The SPCA is appealing for donations to support the care of 119 dogs surrendered from a property near Fort Nelson on Friday. Chief prevention and enforcement officer Marcie Moriarty says RCMP officers who visited the property last Thursday for unrelated reasons indicated the owners wanted to surrender up to 22 dogs. She says SPCA staff instead found 119 dogs and had to call the local police and fire departments for help in transporting them to care facilities. Moriarty says the dogs of various breeds and ages have an array of medical and behavioural needs and they’re not yet up for adoption, but she’s hopeful they will find the right homes once they’re ready.

Health officials in Prince Rupert have opened up COVID-19 vaccination bookings to all adults in the community. Northern Health says the move comes a few days ahead of schedule because the vaccine rollout in the port city of about 12-thousand people is going better than expected. The health unit says 998 people had been vaccinated by the end of yesterday and another 13-hundred appointments were booked. Local and provincial health officials announced last week that everyone in Prince Rupert would be offered vaccinations due to a growing number of clusters and outbreaks. 

Surrey RCMP is advising the public to avoid a Guildford intersection following a crash involving a police vehicle and a civilian vehicle. Around 1:30 p.m. on Tuesday (March 16), according to a release from Surrey RCMP, police received multiple reports of a crash in the 10000-block of 148th Street. Police said the driver of the civilian vehicle has been “seriously injured” and taken to hospital. Surrey RCMP is asking the public to avoid the area as traffic in all four directions is closed at this time while officers investigate the scene. Anyone with more information about this incident or dash-cam footage is asked to contact the Surrey RCMP at 604-599-0502, or Crime Stoppers if you wish to remain anonymous at 1-800-222-8477 or and reference file 2021-33213.


Canada’s top doctor is urging Canadians to limit their social contacts, even as governments ramp up COVID-19 vaccination efforts. Dr. Theresa Tam says she’s concerned about a recent rise in average case counts across the country, combined with an acceleration of new variants of the virus. Warnings are also emerging in Ontario about the arrival of a third wave of COVID-19. The province’s independent science advisory table says almost half the new cases in Ontario now involve the more transmissible variants of concern.

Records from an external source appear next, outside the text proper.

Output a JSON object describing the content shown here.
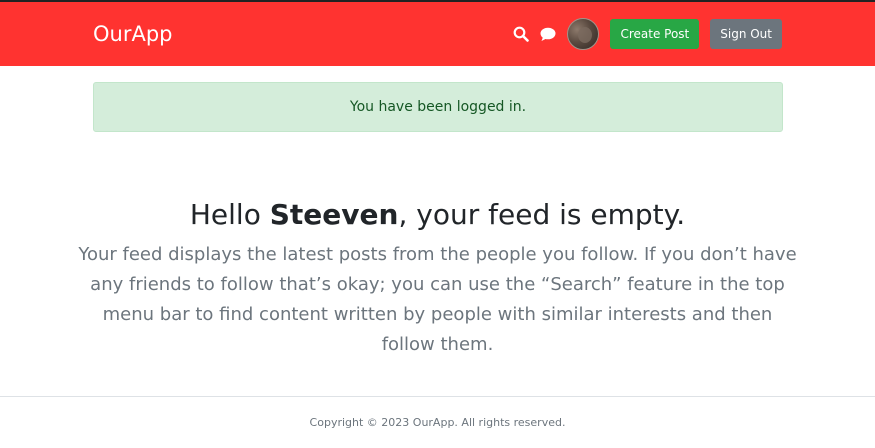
{
  "navbar": {
    "brand": "OurApp",
    "create_post_label": "Create Post",
    "sign_out_label": "Sign Out",
    "search_icon": "search-icon",
    "chat_icon": "chat-icon",
    "brand_color": "#ff3330"
  },
  "alert": {
    "message": "You have been logged in.",
    "color": "#d4edda"
  },
  "feed": {
    "greeting_prefix": "Hello ",
    "username": "Steeven",
    "greeting_suffix": ", your feed is empty.",
    "description": "Your feed displays the latest posts from the people you follow. If you don’t have any friends to follow that’s okay; you can use the “Search” feature in the top menu bar to find content written by people with similar interests and then follow them."
  },
  "footer": {
    "copyright": "Copyright © 2023 OurApp. All rights reserved."
  }
}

British Columbia health officials announced 556 new test-positive COVID-19 cases on Tuesday, bringing the total number of recorded cases in the province to 88,929. In a joint written statement, Provincial Health Officer Dr. Bonnie Henry and Health Minister Adrian Dix said that broken down by health region, this equates to 139 new cases of COVID-19 in the Vancouver Coastal Health region, 331 new cases in the Fraser Health region, 27 in the Island Health region, 27 in the Interior Health region, 16 in the Northern Health region, and two new cases of people who reside outside of Canada.


The province is boosting payments for seniors and those receiving income assistance and disability benefits starting next month. It says individuals on income and disability assistance will get a permanent increase of $175 per month. The province says it’s the third increase since July 2017 but is short of the $300 COVID-19 supplement that ended in December. There will also be an increase of $50 a month in the senior’s supplement — which the government says is the first hike since the benefit was introduced in 1987.